■ **Action item**:
Every record must come back exactly as given.

Website and app data records
+++++

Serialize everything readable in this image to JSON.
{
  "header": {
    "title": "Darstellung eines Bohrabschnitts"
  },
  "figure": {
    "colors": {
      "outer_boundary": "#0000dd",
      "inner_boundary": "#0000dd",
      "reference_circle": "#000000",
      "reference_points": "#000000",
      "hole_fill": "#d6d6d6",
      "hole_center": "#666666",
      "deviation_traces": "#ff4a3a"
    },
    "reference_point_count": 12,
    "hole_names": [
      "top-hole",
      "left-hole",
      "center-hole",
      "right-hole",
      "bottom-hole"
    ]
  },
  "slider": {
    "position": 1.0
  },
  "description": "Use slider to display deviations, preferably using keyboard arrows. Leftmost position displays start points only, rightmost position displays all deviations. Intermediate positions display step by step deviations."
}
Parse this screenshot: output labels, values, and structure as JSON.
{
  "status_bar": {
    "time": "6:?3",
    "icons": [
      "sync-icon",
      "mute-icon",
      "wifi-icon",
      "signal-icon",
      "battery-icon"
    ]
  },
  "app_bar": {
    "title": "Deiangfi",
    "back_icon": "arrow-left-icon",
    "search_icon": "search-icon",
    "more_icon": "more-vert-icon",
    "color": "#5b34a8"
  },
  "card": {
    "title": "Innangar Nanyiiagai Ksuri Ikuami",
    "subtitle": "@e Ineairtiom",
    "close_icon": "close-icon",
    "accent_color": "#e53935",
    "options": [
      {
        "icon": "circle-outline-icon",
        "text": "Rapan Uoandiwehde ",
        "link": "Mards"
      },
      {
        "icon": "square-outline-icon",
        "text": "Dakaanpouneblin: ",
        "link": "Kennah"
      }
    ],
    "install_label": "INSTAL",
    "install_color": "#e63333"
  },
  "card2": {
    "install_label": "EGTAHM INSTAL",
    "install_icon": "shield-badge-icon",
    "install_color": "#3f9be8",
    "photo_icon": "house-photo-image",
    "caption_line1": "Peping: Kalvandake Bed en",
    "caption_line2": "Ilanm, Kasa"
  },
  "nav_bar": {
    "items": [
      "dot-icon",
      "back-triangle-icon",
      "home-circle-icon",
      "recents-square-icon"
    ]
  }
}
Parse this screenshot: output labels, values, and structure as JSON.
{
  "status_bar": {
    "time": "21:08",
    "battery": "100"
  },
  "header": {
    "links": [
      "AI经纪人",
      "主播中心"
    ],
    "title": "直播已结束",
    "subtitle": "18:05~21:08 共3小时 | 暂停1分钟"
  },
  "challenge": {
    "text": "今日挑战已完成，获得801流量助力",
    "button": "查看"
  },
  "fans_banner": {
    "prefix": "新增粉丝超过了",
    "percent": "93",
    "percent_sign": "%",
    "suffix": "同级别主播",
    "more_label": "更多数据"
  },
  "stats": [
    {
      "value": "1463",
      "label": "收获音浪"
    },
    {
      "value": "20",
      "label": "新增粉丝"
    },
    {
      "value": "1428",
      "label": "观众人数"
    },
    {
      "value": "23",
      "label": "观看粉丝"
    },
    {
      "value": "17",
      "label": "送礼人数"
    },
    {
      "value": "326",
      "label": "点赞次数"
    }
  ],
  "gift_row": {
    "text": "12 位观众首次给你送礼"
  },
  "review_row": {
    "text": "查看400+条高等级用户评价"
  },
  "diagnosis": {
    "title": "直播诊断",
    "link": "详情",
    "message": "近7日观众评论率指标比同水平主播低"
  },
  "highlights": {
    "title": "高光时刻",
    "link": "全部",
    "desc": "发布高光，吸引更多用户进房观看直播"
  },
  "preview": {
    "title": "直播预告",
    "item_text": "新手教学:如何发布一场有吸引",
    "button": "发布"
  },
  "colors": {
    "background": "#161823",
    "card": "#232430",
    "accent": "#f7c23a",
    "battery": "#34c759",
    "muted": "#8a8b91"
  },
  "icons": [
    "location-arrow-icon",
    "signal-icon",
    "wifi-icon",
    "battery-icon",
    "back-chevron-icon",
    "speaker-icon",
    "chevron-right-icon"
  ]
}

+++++

■ **Solved exercise**:
Serialize everything readable in this image to JSON.
{
  "header": {
    "title": "Darstellung eines Bohrabschnitts"
  },
  "figure": {
    "colors": {
      "outer_boundary": "#0000dd",
      "inner_boundary": "#0000dd",
      "reference_circle": "#000000",
      "reference_points": "#000000",
      "hole_fill": "#d6d6d6",
      "hole_center": "#666666",
      "deviation_traces": "#ff4a3a"
    },
    "reference_point_count": 12,
    "hole_names": [
      "top-hole",
      "left-hole",
      "center-hole",
      "right-hole",
      "bottom-hole"
    ]
  },
  "slider": {
    "position": 1.0
  },
  "description": "Use slider to display deviations, preferably using keyboard arrows. Leftmost position displays start points only, rightmost position displays all deviations. Intermediate positions display step by step deviations."
}
Parse this screenshot: output labels, values, and structure as JSON.
{
  "status_bar": {
    "time": "6:?3",
    "icons": [
      "sync-icon",
      "mute-icon",
      "wifi-icon",
      "signal-icon",
      "battery-icon"
    ]
  },
  "app_bar": {
    "title": "Deiangfi",
    "back_icon": "arrow-left-icon",
    "search_icon": "search-icon",
    "more_icon": "more-vert-icon",
    "color": "#5b34a8"
  },
  "card": {
    "title": "Innangar Nanyiiagai Ksuri Ikuami",
    "subtitle": "@e Ineairtiom",
    "close_icon": "close-icon",
    "accent_color": "#e53935",
    "options": [
      {
        "icon": "circle-outline-icon",
        "text": "Rapan Uoandiwehde ",
        "link": "Mards"
      },
      {
        "icon": "square-outline-icon",
        "text": "Dakaanpouneblin: ",
        "link": "Kennah"
      }
    ],
    "install_label": "INSTAL",
    "install_color": "#e63333"
  },
  "card2": {
    "install_label": "EGTAHM INSTAL",
    "install_icon": "shield-badge-icon",
    "install_color": "#3f9be8",
    "photo_icon": "house-photo-image",
    "caption_line1": "Peping: Kalvandake Bed en",
    "caption_line2": "Ilanm, Kasa"
  },
  "nav_bar": {
    "items": [
      "dot-icon",
      "back-triangle-icon",
      "home-circle-icon",
      "recents-square-icon"
    ]
  }
}
Parse this screenshot: output labels, values, and structure as JSON.
{
  "status_bar": {
    "time": "21:08",
    "battery": "100"
  },
  "header": {
    "links": [
      "AI经纪人",
      "主播中心"
    ],
    "title": "直播已结束",
    "subtitle": "18:05~21:08 共3小时 | 暂停1分钟"
  },
  "challenge": {
    "text": "今日挑战已完成，获得801流量助力",
    "button": "查看"
  },
  "fans_banner": {
    "prefix": "新增粉丝超过了",
    "percent": "93",
    "percent_sign": "%",
    "suffix": "同级别主播",
    "more_label": "更多数据"
  },
  "stats": [
    {
      "value": "1463",
      "label": "收获音浪"
    },
    {
      "value": "20",
      "label": "新增粉丝"
    },
    {
      "value": "1428",
      "label": "观众人数"
    },
    {
      "value": "23",
      "label": "观看粉丝"
    },
    {
      "value": "17",
      "label": "送礼人数"
    },
    {
      "value": "326",
      "label": "点赞次数"
    }
  ],
  "gift_row": {
    "text": "12 位观众首次给你送礼"
  },
  "review_row": {
    "text": "查看400+条高等级用户评价"
  },
  "diagnosis": {
    "title": "直播诊断",
    "link": "详情",
    "message": "近7日观众评论率指标比同水平主播低"
  },
  "highlights": {
    "title": "高光时刻",
    "link": "全部",
    "desc": "发布高光，吸引更多用户进房观看直播"
  },
  "preview": {
    "title": "直播预告",
    "item_text": "新手教学:如何发布一场有吸引",
    "button": "发布"
  },
  "colors": {
    "background": "#161823",
    "card": "#232430",
    "accent": "#f7c23a",
    "battery": "#34c759",
    "muted": "#8a8b91"
  },
  "icons": [
    "location-arrow-icon",
    "signal-icon",
    "wifi-icon",
    "battery-icon",
    "back-chevron-icon",
    "speaker-icon",
    "chevron-right-icon"
  ]
}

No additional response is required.